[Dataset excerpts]

◆ ◆ ◆

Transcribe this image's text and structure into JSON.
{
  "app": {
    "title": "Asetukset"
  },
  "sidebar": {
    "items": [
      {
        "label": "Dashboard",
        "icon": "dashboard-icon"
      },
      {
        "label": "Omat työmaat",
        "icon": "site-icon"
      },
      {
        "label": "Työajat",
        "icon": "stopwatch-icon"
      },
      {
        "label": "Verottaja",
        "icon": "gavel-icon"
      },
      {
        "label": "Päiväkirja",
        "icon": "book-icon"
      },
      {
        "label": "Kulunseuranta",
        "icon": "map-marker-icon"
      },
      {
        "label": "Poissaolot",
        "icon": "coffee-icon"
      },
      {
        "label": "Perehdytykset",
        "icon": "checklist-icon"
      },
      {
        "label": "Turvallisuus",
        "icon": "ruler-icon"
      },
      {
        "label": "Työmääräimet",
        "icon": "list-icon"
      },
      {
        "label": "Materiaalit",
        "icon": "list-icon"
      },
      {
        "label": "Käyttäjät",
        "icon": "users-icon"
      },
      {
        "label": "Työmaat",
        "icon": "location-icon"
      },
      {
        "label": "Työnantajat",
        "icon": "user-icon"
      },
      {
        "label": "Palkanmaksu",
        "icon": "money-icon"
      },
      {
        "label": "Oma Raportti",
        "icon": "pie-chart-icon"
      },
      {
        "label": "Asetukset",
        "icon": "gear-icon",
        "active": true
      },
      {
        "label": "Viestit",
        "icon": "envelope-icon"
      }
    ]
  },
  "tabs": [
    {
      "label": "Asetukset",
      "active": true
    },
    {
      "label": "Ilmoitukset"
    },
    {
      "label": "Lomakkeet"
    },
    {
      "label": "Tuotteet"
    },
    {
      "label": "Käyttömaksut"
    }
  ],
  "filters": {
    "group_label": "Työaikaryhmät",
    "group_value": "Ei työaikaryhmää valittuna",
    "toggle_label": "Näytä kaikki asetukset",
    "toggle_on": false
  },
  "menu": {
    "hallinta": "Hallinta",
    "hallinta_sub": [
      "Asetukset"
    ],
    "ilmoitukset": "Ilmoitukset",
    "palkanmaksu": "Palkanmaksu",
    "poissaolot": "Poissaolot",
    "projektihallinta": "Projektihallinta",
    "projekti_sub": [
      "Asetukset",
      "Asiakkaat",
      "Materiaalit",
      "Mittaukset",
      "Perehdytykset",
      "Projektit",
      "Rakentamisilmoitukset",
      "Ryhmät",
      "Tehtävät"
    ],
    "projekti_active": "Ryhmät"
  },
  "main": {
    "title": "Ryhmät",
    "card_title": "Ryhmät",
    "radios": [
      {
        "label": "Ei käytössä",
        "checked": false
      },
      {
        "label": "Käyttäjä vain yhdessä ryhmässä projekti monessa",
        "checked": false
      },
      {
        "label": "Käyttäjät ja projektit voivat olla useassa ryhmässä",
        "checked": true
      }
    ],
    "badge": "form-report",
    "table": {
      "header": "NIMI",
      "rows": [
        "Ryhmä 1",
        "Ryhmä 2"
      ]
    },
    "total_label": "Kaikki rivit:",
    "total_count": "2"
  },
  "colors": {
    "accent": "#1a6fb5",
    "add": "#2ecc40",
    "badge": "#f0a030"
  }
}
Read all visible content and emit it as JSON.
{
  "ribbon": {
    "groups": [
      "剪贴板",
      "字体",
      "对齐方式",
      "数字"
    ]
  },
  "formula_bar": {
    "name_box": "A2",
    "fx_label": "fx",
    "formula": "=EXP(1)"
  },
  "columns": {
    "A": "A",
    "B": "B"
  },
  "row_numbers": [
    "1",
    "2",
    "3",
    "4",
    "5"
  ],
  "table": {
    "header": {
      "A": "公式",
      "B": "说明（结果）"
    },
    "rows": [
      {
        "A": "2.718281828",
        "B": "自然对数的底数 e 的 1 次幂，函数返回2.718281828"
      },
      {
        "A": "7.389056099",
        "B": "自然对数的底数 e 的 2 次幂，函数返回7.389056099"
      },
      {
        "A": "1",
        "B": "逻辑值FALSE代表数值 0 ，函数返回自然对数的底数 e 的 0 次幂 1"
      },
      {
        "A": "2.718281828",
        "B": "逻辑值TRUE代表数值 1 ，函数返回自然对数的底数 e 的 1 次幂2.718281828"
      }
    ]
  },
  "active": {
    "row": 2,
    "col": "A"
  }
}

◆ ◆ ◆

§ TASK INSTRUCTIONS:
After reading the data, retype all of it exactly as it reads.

§ TASK ANSWER:
Transcribe this image's text and structure into JSON.
{
  "app": {
    "title": "Asetukset"
  },
  "sidebar": {
    "items": [
      {
        "label": "Dashboard",
        "icon": "dashboard-icon"
      },
      {
        "label": "Omat työmaat",
        "icon": "site-icon"
      },
      {
        "label": "Työajat",
        "icon": "stopwatch-icon"
      },
      {
        "label": "Verottaja",
        "icon": "gavel-icon"
      },
      {
        "label": "Päiväkirja",
        "icon": "book-icon"
      },
      {
        "label": "Kulunseuranta",
        "icon": "map-marker-icon"
      },
      {
        "label": "Poissaolot",
        "icon": "coffee-icon"
      },
      {
        "label": "Perehdytykset",
        "icon": "checklist-icon"
      },
      {
        "label": "Turvallisuus",
        "icon": "ruler-icon"
      },
      {
        "label": "Työmääräimet",
        "icon": "list-icon"
      },
      {
        "label": "Materiaalit",
        "icon": "list-icon"
      },
      {
        "label": "Käyttäjät",
        "icon": "users-icon"
      },
      {
        "label": "Työmaat",
        "icon": "location-icon"
      },
      {
        "label": "Työnantajat",
        "icon": "user-icon"
      },
      {
        "label": "Palkanmaksu",
        "icon": "money-icon"
      },
      {
        "label": "Oma Raportti",
        "icon": "pie-chart-icon"
      },
      {
        "label": "Asetukset",
        "icon": "gear-icon",
        "active": true
      },
      {
        "label": "Viestit",
        "icon": "envelope-icon"
      }
    ]
  },
  "tabs": [
    {
      "label": "Asetukset",
      "active": true
    },
    {
      "label": "Ilmoitukset"
    },
    {
      "label": "Lomakkeet"
    },
    {
      "label": "Tuotteet"
    },
    {
      "label": "Käyttömaksut"
    }
  ],
  "filters": {
    "group_label": "Työaikaryhmät",
    "group_value": "Ei työaikaryhmää valittuna",
    "toggle_label": "Näytä kaikki asetukset",
    "toggle_on": false
  },
  "menu": {
    "hallinta": "Hallinta",
    "hallinta_sub": [
      "Asetukset"
    ],
    "ilmoitukset": "Ilmoitukset",
    "palkanmaksu": "Palkanmaksu",
    "poissaolot": "Poissaolot",
    "projektihallinta": "Projektihallinta",
    "projekti_sub": [
      "Asetukset",
      "Asiakkaat",
      "Materiaalit",
      "Mittaukset",
      "Perehdytykset",
      "Projektit",
      "Rakentamisilmoitukset",
      "Ryhmät",
      "Tehtävät"
    ],
    "projekti_active": "Ryhmät"
  },
  "main": {
    "title": "Ryhmät",
    "card_title": "Ryhmät",
    "radios": [
      {
        "label": "Ei käytössä",
        "checked": false
      },
      {
        "label": "Käyttäjä vain yhdessä ryhmässä projekti monessa",
        "checked": false
      },
      {
        "label": "Käyttäjät ja projektit voivat olla useassa ryhmässä",
        "checked": true
      }
    ],
    "badge": "form-report",
    "table": {
      "header": "NIMI",
      "rows": [
        "Ryhmä 1",
        "Ryhmä 2"
      ]
    },
    "total_label": "Kaikki rivit:",
    "total_count": "2"
  },
  "colors": {
    "accent": "#1a6fb5",
    "add": "#2ecc40",
    "badge": "#f0a030"
  }
}
Read all visible content and emit it as JSON.
{
  "ribbon": {
    "groups": [
      "剪贴板",
      "字体",
      "对齐方式",
      "数字"
    ]
  },
  "formula_bar": {
    "name_box": "A2",
    "fx_label": "fx",
    "formula": "=EXP(1)"
  },
  "columns": {
    "A": "A",
    "B": "B"
  },
  "row_numbers": [
    "1",
    "2",
    "3",
    "4",
    "5"
  ],
  "table": {
    "header": {
      "A": "公式",
      "B": "说明（结果）"
    },
    "rows": [
      {
        "A": "2.718281828",
        "B": "自然对数的底数 e 的 1 次幂，函数返回2.718281828"
      },
      {
        "A": "7.389056099",
        "B": "自然对数的底数 e 的 2 次幂，函数返回7.389056099"
      },
      {
        "A": "1",
        "B": "逻辑值FALSE代表数值 0 ，函数返回自然对数的底数 e 的 0 次幂 1"
      },
      {
        "A": "2.718281828",
        "B": "逻辑值TRUE代表数值 1 ，函数返回自然对数的底数 e 的 1 次幂2.718281828"
      }
    ]
  },
  "active": {
    "row": 2,
    "col": "A"
  }
}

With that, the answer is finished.